[[ Provided data open ]]
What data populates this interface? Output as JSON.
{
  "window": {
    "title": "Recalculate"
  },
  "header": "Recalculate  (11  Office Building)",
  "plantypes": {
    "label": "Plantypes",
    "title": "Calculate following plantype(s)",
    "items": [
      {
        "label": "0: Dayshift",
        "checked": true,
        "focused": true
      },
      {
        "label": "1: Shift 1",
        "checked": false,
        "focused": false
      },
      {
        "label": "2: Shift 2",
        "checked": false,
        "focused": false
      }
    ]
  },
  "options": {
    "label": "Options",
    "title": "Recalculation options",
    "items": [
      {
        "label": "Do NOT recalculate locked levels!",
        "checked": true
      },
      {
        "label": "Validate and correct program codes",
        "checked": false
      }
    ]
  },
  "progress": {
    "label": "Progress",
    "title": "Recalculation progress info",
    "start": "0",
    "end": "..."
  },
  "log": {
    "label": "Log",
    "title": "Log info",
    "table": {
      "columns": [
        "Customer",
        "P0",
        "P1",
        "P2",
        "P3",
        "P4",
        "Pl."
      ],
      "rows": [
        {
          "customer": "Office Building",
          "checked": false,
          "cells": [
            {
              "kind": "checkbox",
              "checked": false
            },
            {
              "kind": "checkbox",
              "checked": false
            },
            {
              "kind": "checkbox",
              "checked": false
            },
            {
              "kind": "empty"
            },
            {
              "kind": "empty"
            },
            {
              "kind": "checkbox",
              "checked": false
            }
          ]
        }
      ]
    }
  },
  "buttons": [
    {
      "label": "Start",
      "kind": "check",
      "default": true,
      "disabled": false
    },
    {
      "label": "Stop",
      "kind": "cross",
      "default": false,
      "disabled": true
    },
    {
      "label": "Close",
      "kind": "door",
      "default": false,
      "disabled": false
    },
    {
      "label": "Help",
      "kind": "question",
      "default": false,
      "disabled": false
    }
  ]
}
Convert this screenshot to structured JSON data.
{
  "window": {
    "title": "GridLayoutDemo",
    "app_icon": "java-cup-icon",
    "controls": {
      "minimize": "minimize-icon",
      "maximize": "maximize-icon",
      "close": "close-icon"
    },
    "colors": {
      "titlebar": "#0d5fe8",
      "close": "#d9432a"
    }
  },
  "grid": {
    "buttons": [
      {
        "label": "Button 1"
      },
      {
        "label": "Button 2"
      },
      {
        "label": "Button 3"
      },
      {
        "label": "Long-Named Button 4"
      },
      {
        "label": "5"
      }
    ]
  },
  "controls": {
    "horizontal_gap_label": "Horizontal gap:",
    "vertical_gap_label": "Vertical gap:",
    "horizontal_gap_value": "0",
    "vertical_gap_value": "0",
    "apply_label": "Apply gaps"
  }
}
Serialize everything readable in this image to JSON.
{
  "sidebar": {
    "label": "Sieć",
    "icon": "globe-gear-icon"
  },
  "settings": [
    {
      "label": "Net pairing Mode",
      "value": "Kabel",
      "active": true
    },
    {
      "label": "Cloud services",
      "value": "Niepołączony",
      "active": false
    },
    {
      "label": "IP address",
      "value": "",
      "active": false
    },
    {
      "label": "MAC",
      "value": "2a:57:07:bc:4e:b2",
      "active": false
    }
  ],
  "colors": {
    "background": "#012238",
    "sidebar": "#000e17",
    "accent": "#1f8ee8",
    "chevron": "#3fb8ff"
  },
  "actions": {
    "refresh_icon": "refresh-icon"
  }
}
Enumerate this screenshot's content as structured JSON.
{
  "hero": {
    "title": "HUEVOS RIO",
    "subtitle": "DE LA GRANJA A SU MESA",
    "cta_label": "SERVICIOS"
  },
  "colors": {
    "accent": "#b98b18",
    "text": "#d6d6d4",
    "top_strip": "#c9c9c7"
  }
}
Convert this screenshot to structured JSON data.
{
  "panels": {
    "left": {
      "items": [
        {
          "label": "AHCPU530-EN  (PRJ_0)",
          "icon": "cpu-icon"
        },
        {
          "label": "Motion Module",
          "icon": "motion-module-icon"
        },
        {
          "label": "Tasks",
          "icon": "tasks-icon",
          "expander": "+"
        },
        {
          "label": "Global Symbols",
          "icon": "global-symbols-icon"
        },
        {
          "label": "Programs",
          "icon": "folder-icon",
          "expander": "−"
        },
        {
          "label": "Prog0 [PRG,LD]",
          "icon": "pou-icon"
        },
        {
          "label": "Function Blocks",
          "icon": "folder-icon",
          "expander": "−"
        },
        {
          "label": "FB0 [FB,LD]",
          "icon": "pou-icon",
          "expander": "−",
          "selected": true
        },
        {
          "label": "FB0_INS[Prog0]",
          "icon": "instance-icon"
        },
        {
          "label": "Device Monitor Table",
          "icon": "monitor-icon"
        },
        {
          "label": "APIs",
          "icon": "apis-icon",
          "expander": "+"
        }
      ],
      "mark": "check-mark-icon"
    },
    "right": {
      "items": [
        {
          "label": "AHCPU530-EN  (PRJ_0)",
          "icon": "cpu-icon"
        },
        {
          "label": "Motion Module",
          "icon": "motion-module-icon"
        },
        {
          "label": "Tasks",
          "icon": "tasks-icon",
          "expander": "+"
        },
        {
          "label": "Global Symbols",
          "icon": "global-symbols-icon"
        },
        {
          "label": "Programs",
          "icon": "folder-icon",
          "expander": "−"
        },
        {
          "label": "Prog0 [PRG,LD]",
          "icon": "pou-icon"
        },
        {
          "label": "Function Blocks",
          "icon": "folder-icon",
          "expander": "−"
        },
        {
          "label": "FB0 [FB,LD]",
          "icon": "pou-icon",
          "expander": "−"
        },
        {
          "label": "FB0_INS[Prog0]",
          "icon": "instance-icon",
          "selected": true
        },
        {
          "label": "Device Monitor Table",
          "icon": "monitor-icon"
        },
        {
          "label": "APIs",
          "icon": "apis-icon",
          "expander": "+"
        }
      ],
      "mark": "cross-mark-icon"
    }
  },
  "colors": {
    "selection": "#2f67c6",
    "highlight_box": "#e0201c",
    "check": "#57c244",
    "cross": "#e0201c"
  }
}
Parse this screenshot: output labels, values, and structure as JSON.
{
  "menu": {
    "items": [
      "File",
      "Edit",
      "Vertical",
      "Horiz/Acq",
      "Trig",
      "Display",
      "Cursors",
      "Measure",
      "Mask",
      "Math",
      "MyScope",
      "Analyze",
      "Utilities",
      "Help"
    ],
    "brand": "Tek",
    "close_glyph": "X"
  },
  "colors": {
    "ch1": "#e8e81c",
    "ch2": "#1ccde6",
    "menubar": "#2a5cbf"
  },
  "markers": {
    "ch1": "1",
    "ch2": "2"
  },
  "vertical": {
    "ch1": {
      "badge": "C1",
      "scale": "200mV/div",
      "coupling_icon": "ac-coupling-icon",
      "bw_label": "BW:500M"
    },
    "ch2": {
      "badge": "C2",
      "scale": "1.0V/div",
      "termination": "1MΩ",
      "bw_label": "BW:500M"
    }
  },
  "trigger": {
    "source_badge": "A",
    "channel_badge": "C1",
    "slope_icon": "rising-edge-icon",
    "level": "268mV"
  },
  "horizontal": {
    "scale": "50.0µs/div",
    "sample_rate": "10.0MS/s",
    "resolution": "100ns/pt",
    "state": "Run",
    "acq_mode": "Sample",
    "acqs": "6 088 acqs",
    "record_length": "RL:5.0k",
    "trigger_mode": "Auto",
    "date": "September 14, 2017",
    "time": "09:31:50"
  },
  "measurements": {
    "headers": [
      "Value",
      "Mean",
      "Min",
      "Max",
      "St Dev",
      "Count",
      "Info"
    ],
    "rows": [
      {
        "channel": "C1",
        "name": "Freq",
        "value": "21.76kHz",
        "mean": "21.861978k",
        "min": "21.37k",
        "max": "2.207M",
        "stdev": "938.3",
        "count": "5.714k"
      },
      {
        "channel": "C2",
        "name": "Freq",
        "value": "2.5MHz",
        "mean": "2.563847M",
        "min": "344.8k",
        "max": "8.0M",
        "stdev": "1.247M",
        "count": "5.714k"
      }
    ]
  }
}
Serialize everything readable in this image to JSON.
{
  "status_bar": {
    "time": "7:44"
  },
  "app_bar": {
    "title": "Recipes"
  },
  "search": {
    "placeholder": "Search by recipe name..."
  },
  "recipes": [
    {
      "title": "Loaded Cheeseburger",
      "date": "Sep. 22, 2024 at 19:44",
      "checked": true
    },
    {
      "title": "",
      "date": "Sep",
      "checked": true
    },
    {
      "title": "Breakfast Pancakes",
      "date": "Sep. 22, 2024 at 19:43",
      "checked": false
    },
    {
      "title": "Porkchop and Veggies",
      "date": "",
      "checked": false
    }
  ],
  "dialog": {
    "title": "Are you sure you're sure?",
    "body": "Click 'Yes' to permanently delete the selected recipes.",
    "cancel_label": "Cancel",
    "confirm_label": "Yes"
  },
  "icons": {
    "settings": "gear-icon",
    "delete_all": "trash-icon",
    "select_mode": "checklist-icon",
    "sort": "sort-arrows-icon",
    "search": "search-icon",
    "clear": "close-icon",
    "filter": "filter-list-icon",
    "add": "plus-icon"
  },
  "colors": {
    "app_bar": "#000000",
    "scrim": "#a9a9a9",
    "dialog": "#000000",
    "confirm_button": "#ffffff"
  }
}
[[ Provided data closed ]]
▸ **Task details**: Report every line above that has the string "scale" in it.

▸ **Response below**:
      "scale": "200mV/div",
      "scale": "1.0V/div",
    "scale": "50.0µs/div",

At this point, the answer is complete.